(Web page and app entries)
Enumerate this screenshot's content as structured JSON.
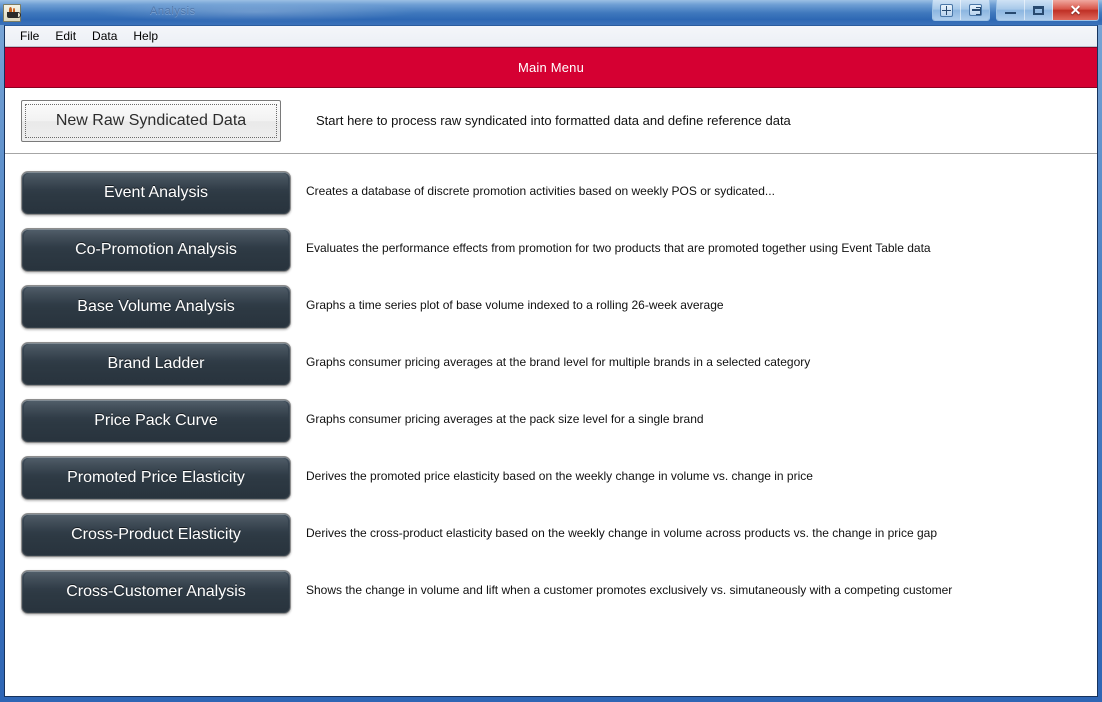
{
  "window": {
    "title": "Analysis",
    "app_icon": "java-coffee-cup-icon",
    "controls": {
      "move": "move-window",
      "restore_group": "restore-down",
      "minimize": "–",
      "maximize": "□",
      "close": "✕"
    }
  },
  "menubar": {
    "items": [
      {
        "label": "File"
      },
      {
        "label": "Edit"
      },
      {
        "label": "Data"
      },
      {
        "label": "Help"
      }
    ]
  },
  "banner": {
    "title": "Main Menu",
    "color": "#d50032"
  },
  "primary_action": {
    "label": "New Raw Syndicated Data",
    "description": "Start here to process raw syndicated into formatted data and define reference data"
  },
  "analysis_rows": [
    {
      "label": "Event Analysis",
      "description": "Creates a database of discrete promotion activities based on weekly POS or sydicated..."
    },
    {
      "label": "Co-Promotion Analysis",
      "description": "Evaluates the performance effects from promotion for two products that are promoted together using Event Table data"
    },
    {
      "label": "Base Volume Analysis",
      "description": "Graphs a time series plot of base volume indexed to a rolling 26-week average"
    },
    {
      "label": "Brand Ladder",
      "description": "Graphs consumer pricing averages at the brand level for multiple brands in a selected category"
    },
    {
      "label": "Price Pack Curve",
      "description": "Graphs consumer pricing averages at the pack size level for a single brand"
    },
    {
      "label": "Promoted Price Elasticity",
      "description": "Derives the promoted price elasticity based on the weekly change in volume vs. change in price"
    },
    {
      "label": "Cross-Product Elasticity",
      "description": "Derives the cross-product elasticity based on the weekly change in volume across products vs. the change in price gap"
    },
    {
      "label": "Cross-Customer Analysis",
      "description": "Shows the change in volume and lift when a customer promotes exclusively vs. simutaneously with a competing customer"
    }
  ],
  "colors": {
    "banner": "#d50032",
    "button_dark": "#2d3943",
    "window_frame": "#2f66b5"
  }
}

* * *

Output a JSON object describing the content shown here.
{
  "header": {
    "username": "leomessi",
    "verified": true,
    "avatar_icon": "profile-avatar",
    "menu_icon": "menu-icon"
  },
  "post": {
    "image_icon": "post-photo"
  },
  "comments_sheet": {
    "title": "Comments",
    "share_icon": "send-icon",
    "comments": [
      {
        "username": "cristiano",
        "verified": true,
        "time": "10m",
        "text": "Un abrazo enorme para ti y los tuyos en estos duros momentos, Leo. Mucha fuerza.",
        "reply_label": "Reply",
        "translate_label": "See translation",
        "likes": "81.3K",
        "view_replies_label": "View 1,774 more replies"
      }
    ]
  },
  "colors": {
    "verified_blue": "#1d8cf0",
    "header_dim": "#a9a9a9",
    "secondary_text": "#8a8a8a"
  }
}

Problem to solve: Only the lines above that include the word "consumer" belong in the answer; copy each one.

Answer space:
      "description": "Graphs consumer pricing averages at the brand level for multiple brands in a selected category"
      "description": "Graphs consumer pricing averages at the pack size level for a single brand"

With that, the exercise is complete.